Going around the block
By Toh Hsien Min
George Szirtes, in a Proust Questionnaire from this issue, says of writer's block that "I believe in it happening in others but have not suffered a block because, when not writing, I am translating, which makes me write again." As one of those others – who did in fact sidetrack a conversation on journal infrastructure by saying that it felt like spending money on automatic editorial generation would be more worthwhile – I have to say he is a lucky one. Editorial season is tough when there isn't anything obvious to write about, or perhaps in my case more accurately if the subjects that one would in fact want to write about are not especially appropriate for public airing.
I did make the breakthrough eventually, but this was only because I'd turned off the computer, thinking that it wasn't worth continue to express angst into a blank screen, whereupon the idea came to me, in the fashion of a snake eating its own tail, that I could write about how stopping trying so hard was instrumental to making the breakthrough.
Oddly enough, it hasn't been a new idea, but something that I've long held to be correct for my work life. In an article entitled "Rest is not idleness", a trio of researchers describe "a so-called default mode... of neural processing that is relatively suppressed when attention is focused on the outside world", but which is engaged when the subject is at rest. This mode of "constructive internal reflection" is essential for learning, problem-solving and creative thinking. The most intuitive example of this may be found in how some of our most brilliant ideas occur to us in the shower or in bed, or in my case while taking long train journeys, rather than while sitting in front of a laptop or blank piece of paper. At work, I think of this as the productivity of less, and often force myself to stop if I'm not getting anywhere on a problem and take a short walk out for a coffee.
I'm not sure why the productivity of less doesn't naturally fit with creative or quasi-creative writing however. Perhaps it's to do with how my rest states all feature some low-level mental activity anyway, or, as a (female) friend says, unlike most males I don't really have a "nothing box", which is when her husband is not thinking of anything at all. As it happens, this low-level state is often generative of ideas even if by accident, which could mean that when I try to focus on this low-level state I'm just invoking that snake eating its own tail all over again.

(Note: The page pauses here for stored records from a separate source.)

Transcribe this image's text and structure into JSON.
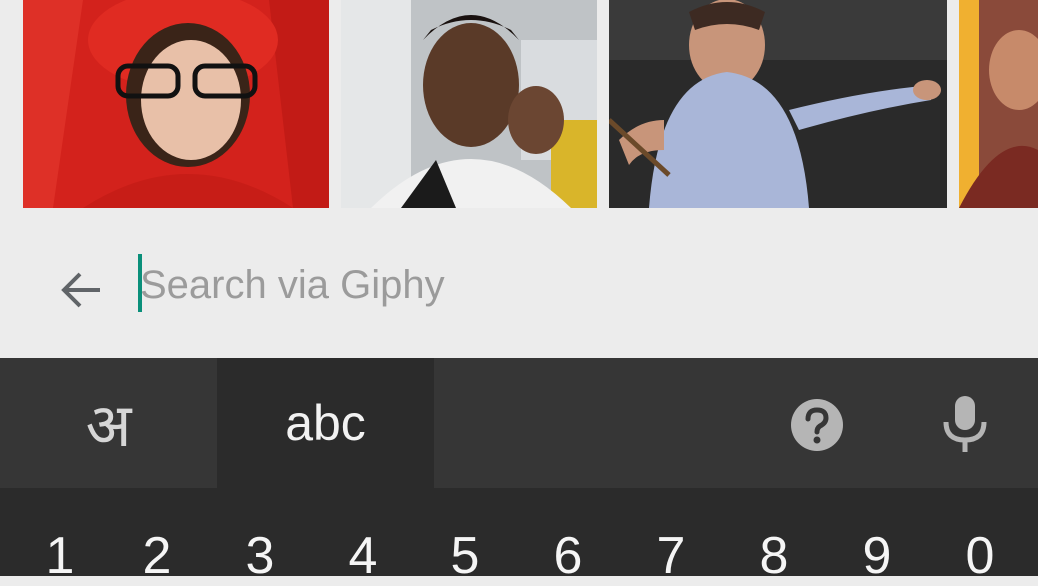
{
  "gifs": [
    {
      "name": "gif-red-glasses-girl"
    },
    {
      "name": "gif-man-talking"
    },
    {
      "name": "gif-wrestler-gesture"
    },
    {
      "name": "gif-partial"
    }
  ],
  "search": {
    "placeholder": "Search via Giphy",
    "value": ""
  },
  "keyboard": {
    "modes": {
      "hindi_label": "अ",
      "abc_label": "abc"
    },
    "icons": {
      "back": "arrow-back-icon",
      "help": "help-icon",
      "mic": "microphone-icon"
    },
    "number_keys": [
      "1",
      "2",
      "3",
      "4",
      "5",
      "6",
      "7",
      "8",
      "9",
      "0"
    ]
  },
  "colors": {
    "accent": "#0a8f7a",
    "background": "#ececec",
    "keyboard": "#2b2b2b"
  }
}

It's got me an editorial though, which means I might not have to pay for an editorial generation algorithm.
Besides the George Szirtes interview, I would suggest the other interview with Canadian avant-garde poet Christian Bök if you haven't flapped a tongue out at some of the odd logics in this short piece. It wasn't just my block (nor, for that matter our busy work schedules) that found us in a bit of a struggle to get the issue out, but also the fact that we had record volumes of submissions in both poetry and prose. I ended up taking a small fraction of the poetry that was available, but I think the selection ends up being nicely balanced, if small. Kai Chai selected a proportionately moderate number, even if five isn't small for his section, and I'm intending to reread some of them in rather less of a rush than when preparing them for upload. There is a quadruply considered essay by Koh Jee Leong on what in my view is one of Cyril Wong's stronger works, alongside the usual Letter from America, and a clutch of reviews with strident opinions to consider and challenge. Let me not block you from those with more midnight rambling.QLRS Vol. 13 No. 2 Apr 2014